Data items >>
· · · · ·
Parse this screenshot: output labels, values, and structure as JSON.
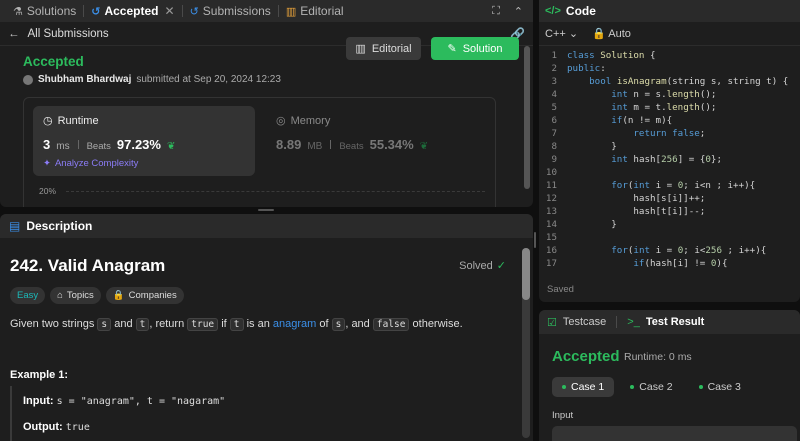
{
  "submission": {
    "tabs": [
      {
        "label": "Solutions",
        "icon": "flask-icon"
      },
      {
        "label": "Accepted",
        "icon": "history-icon"
      },
      {
        "label": "Submissions",
        "icon": "history-icon"
      },
      {
        "label": "Editorial",
        "icon": "book-icon"
      }
    ],
    "back_label": "All Submissions",
    "status": "Accepted",
    "user": "Shubham Bhardwaj",
    "submitted_text": "submitted at Sep 20, 2024 12:23",
    "editorial_btn": "Editorial",
    "solution_btn": "Solution",
    "runtime": {
      "title": "Runtime",
      "value": "3",
      "unit": "ms",
      "beats_label": "Beats",
      "beats_pct": "97.23%",
      "analyze": "Analyze Complexity"
    },
    "memory": {
      "title": "Memory",
      "value": "8.89",
      "unit": "MB",
      "beats_label": "Beats",
      "beats_pct": "55.34%"
    },
    "chart_tick": "20%"
  },
  "description": {
    "header": "Description",
    "title": "242. Valid Anagram",
    "solved": "Solved",
    "chips": {
      "difficulty": "Easy",
      "topics": "Topics",
      "companies": "Companies"
    },
    "text": {
      "p1": "Given two strings ",
      "s": "s",
      "p2": " and ",
      "t": "t",
      "p3": ", return ",
      "true_code": "true",
      "p4": " if ",
      "t2": "t",
      "p5": " is an ",
      "anagram": "anagram",
      "p6": " of ",
      "s2": "s",
      "p7": ", and ",
      "false_code": "false",
      "p8": " otherwise."
    },
    "example_title": "Example 1:",
    "input_label": "Input:",
    "input_value": "s = \"anagram\", t = \"nagaram\"",
    "output_label": "Output:",
    "output_value": "true"
  },
  "code": {
    "header": "Code",
    "language": "C++",
    "mode": "Auto",
    "saved": "Saved",
    "lines": [
      {
        "n": "1",
        "s": [
          [
            "kw",
            "class "
          ],
          [
            "fn",
            "Solution "
          ],
          [
            "id",
            "{"
          ]
        ]
      },
      {
        "n": "2",
        "s": [
          [
            "kw",
            "public"
          ],
          [
            "id",
            ":"
          ]
        ]
      },
      {
        "n": "3",
        "s": [
          [
            "id",
            "    "
          ],
          [
            "ty",
            "bool "
          ],
          [
            "fn",
            "isAnagram"
          ],
          [
            "id",
            "(string s, string t) {"
          ]
        ]
      },
      {
        "n": "4",
        "s": [
          [
            "id",
            "        "
          ],
          [
            "ty",
            "int "
          ],
          [
            "id",
            "n = s."
          ],
          [
            "fn",
            "length"
          ],
          [
            "id",
            "();"
          ]
        ]
      },
      {
        "n": "5",
        "s": [
          [
            "id",
            "        "
          ],
          [
            "ty",
            "int "
          ],
          [
            "id",
            "m = t."
          ],
          [
            "fn",
            "length"
          ],
          [
            "id",
            "();"
          ]
        ]
      },
      {
        "n": "6",
        "s": [
          [
            "id",
            "        "
          ],
          [
            "kw",
            "if"
          ],
          [
            "id",
            "(n != m){"
          ]
        ]
      },
      {
        "n": "7",
        "s": [
          [
            "id",
            "            "
          ],
          [
            "kw",
            "return "
          ],
          [
            "kw",
            "false"
          ],
          [
            "id",
            ";"
          ]
        ]
      },
      {
        "n": "8",
        "s": [
          [
            "id",
            "        }"
          ]
        ]
      },
      {
        "n": "9",
        "s": [
          [
            "id",
            "        "
          ],
          [
            "ty",
            "int "
          ],
          [
            "id",
            "hash["
          ],
          [
            "nm",
            "256"
          ],
          [
            "id",
            "] = {"
          ],
          [
            "nm",
            "0"
          ],
          [
            "id",
            "};"
          ]
        ]
      },
      {
        "n": "10",
        "s": [
          [
            "id",
            ""
          ]
        ]
      },
      {
        "n": "11",
        "s": [
          [
            "id",
            "        "
          ],
          [
            "kw",
            "for"
          ],
          [
            "id",
            "("
          ],
          [
            "ty",
            "int "
          ],
          [
            "id",
            "i = "
          ],
          [
            "nm",
            "0"
          ],
          [
            "id",
            "; i<n ; i++){"
          ]
        ]
      },
      {
        "n": "12",
        "s": [
          [
            "id",
            "            hash[s[i]]++;"
          ]
        ]
      },
      {
        "n": "13",
        "s": [
          [
            "id",
            "            hash[t[i]]--;"
          ]
        ]
      },
      {
        "n": "14",
        "s": [
          [
            "id",
            "        }"
          ]
        ]
      },
      {
        "n": "15",
        "s": [
          [
            "id",
            ""
          ]
        ]
      },
      {
        "n": "16",
        "s": [
          [
            "id",
            "        "
          ],
          [
            "kw",
            "for"
          ],
          [
            "id",
            "("
          ],
          [
            "ty",
            "int "
          ],
          [
            "id",
            "i = "
          ],
          [
            "nm",
            "0"
          ],
          [
            "id",
            "; i<"
          ],
          [
            "nm",
            "256"
          ],
          [
            "id",
            " ; i++){"
          ]
        ]
      },
      {
        "n": "17",
        "s": [
          [
            "id",
            "            "
          ],
          [
            "kw",
            "if"
          ],
          [
            "id",
            "(hash[i] != "
          ],
          [
            "nm",
            "0"
          ],
          [
            "id",
            "){"
          ]
        ]
      }
    ]
  },
  "test": {
    "testcase_tab": "Testcase",
    "result_tab": "Test Result",
    "status": "Accepted",
    "runtime": "Runtime: 0 ms",
    "cases": [
      "Case 1",
      "Case 2",
      "Case 3"
    ],
    "input_label": "Input"
  },
  "colors": {
    "accent_green": "#2cbb5d",
    "link_blue": "#3b8fe8",
    "easy_teal": "#1cb8b8"
  }
}
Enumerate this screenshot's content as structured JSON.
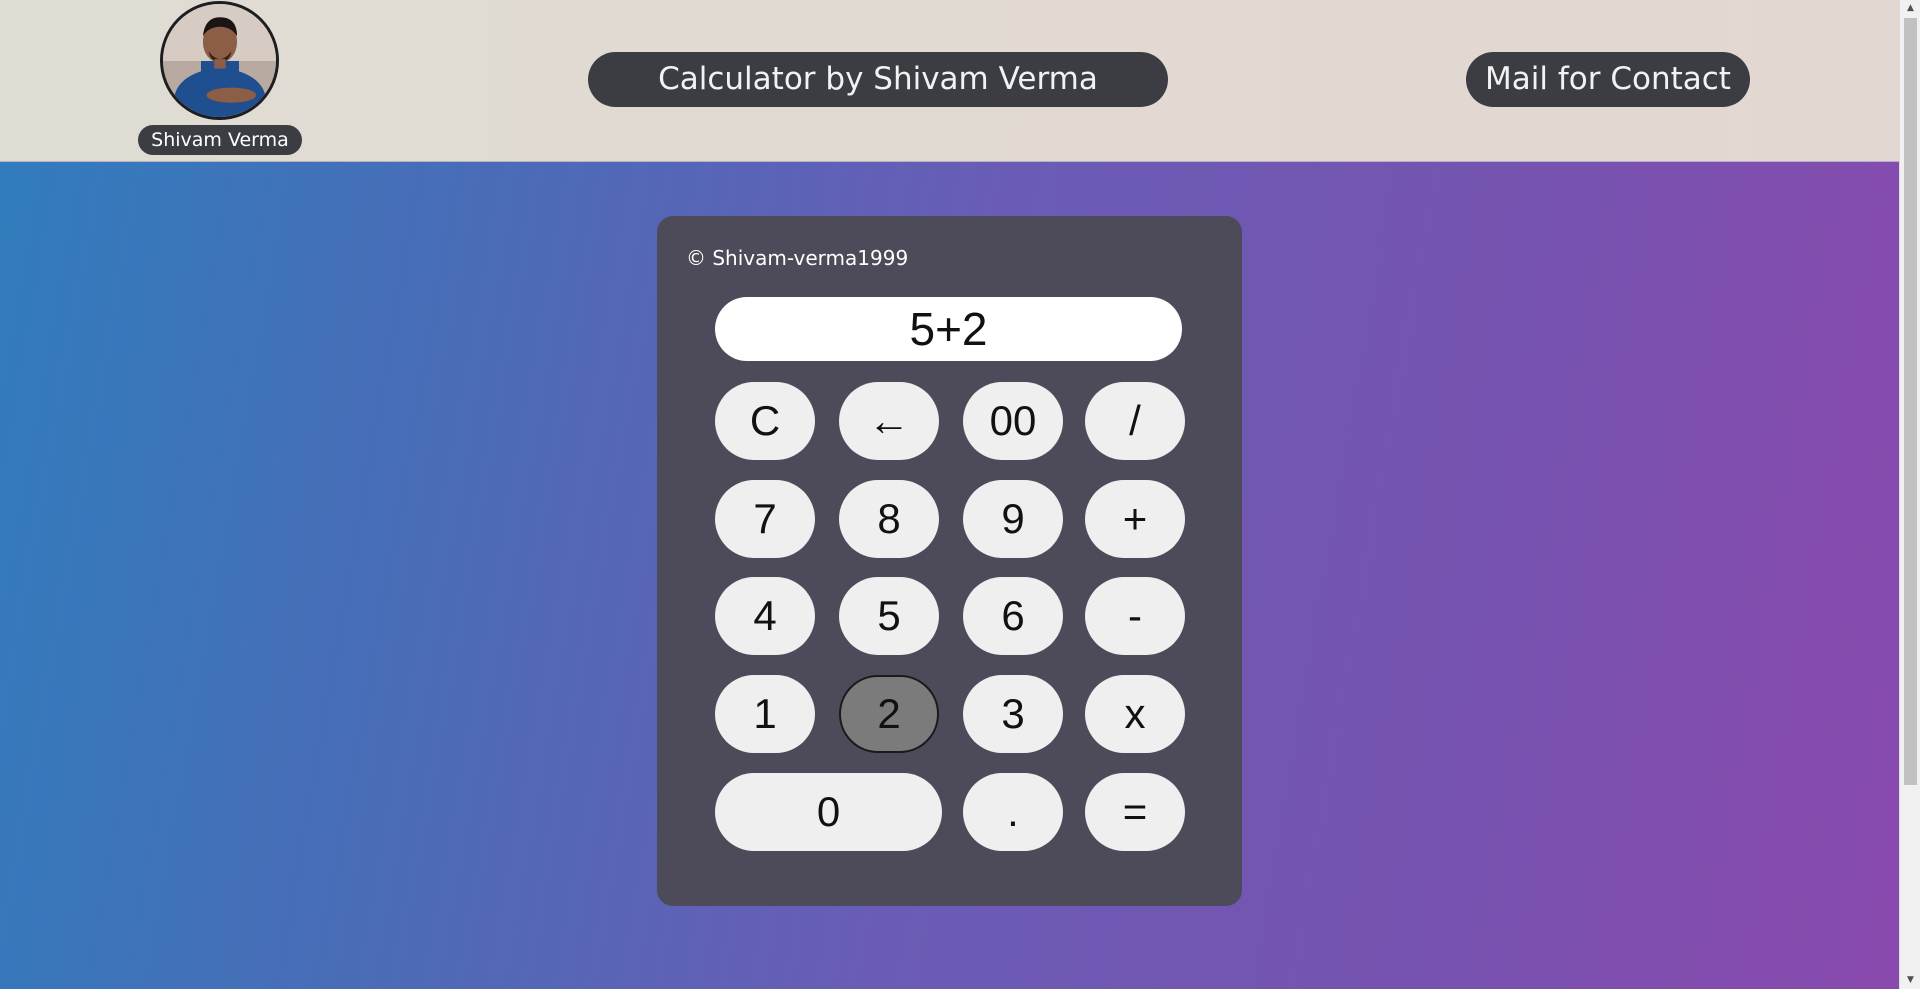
{
  "header": {
    "profile_name": "Shivam Verma",
    "title": "Calculator by Shivam Verma",
    "contact_label": "Mail for Contact"
  },
  "calculator": {
    "copyright": "© Shivam-verma1999",
    "display_value": "5+2",
    "keys": {
      "clear": "C",
      "backspace": "←",
      "double_zero": "00",
      "divide": "/",
      "seven": "7",
      "eight": "8",
      "nine": "9",
      "plus": "+",
      "four": "4",
      "five": "5",
      "six": "6",
      "minus": "-",
      "one": "1",
      "two": "2",
      "three": "3",
      "multiply": "x",
      "zero": "0",
      "decimal": ".",
      "equals": "="
    },
    "active_key": "two"
  },
  "icons": {
    "avatar": "profile-photo",
    "scroll_up": "triangle-up-icon",
    "scroll_down": "triangle-down-icon"
  },
  "colors": {
    "header_bg": "#dfdcd3",
    "pill_bg": "#3b3d42",
    "calc_bg": "#4d4b59",
    "key_bg": "#efefef",
    "key_active_bg": "#7b7b7b",
    "gradient_start": "#2f7dbd",
    "gradient_end": "#8a49ad"
  }
}
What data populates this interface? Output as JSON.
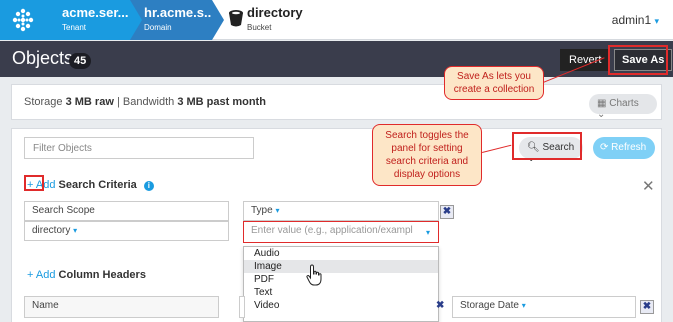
{
  "breadcrumb": {
    "tenant": {
      "title": "acme.ser...",
      "subtitle": "Tenant"
    },
    "domain": {
      "title": "hr.acme.s..",
      "subtitle": "Domain"
    },
    "bucket": {
      "title": "directory",
      "subtitle": "Bucket"
    }
  },
  "user": {
    "name": "admin1",
    "caret": "▾"
  },
  "header": {
    "title": "Objects",
    "count": "45",
    "revert_label": "Revert",
    "save_as_label": "Save As"
  },
  "storage": {
    "storage_label": "Storage",
    "storage_value": "3 MB raw",
    "separator": "|",
    "bandwidth_label": "Bandwidth",
    "bandwidth_value": "3 MB past month",
    "charts_label": "Charts"
  },
  "filter": {
    "placeholder": "Filter Objects",
    "search_label": "Search",
    "refresh_label": "Refresh",
    "add_label": "Add",
    "search_criteria_label": "Search Criteria",
    "scope_label": "Search Scope",
    "scope_value": "directory",
    "type_label": "Type",
    "value_placeholder": "Enter value (e.g., application/exampl",
    "type_options": [
      "Audio",
      "Image",
      "PDF",
      "Text",
      "Video"
    ],
    "hovered_option": "Image",
    "add_column_label": "Add",
    "column_headers_label": "Column Headers",
    "name_column": "Name",
    "storage_date_column": "Storage Date"
  },
  "callouts": {
    "save_as": "Save As lets you create a collection",
    "search": "Search toggles the panel for setting search criteria and display options"
  },
  "colors": {
    "accent": "#1a9be0",
    "header_dark": "#3a3d4c",
    "annotation_red": "#e02b2b",
    "callout_bg": "#fde6c7"
  }
}
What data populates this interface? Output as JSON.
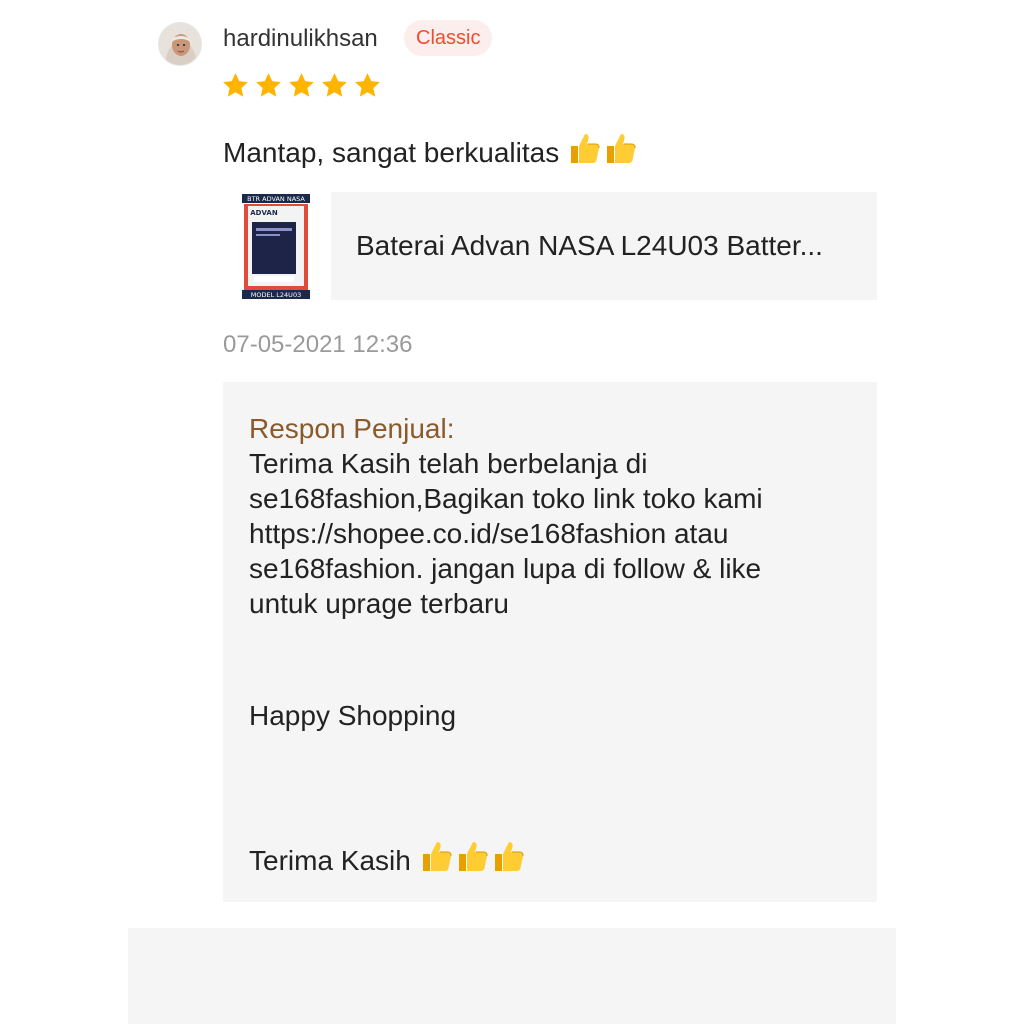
{
  "review": {
    "username": "hardinulikhsan",
    "badge": "Classic",
    "rating": 5,
    "star_color": "#ffb400",
    "text": "Mantap, sangat berkualitas",
    "text_emoji": "thumbs-up-icon x2",
    "timestamp": "07-05-2021 12:36"
  },
  "product": {
    "thumb_caption_top": "BTR ADVAN NASA",
    "thumb_brand": "ADVAN",
    "thumb_caption_bottom": "MODEL L24U03",
    "name": "Baterai Advan NASA L24U03 Batter..."
  },
  "seller_response": {
    "title": "Respon Penjual:",
    "lines": [
      "Terima Kasih telah berbelanja di",
      "se168fashion,Bagikan toko link toko kami",
      "https://shopee.co.id/se168fashion atau",
      "se168fashion. jangan lupa di follow & like",
      "untuk uprage terbaru"
    ],
    "happy": "Happy Shopping",
    "thanks": "Terima Kasih",
    "thanks_emoji": "thumbs-up-icon x3"
  },
  "colors": {
    "accent": "#ee4d2d",
    "response_title": "#8a5a2b",
    "panel_bg": "#f5f5f5"
  }
}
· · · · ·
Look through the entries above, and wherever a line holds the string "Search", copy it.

    "search_label": "Search",
    "search_criteria_label": "Search Criteria",
    "scope_label": "Search Scope",
    "search": "Search toggles the panel for setting search criteria and display options"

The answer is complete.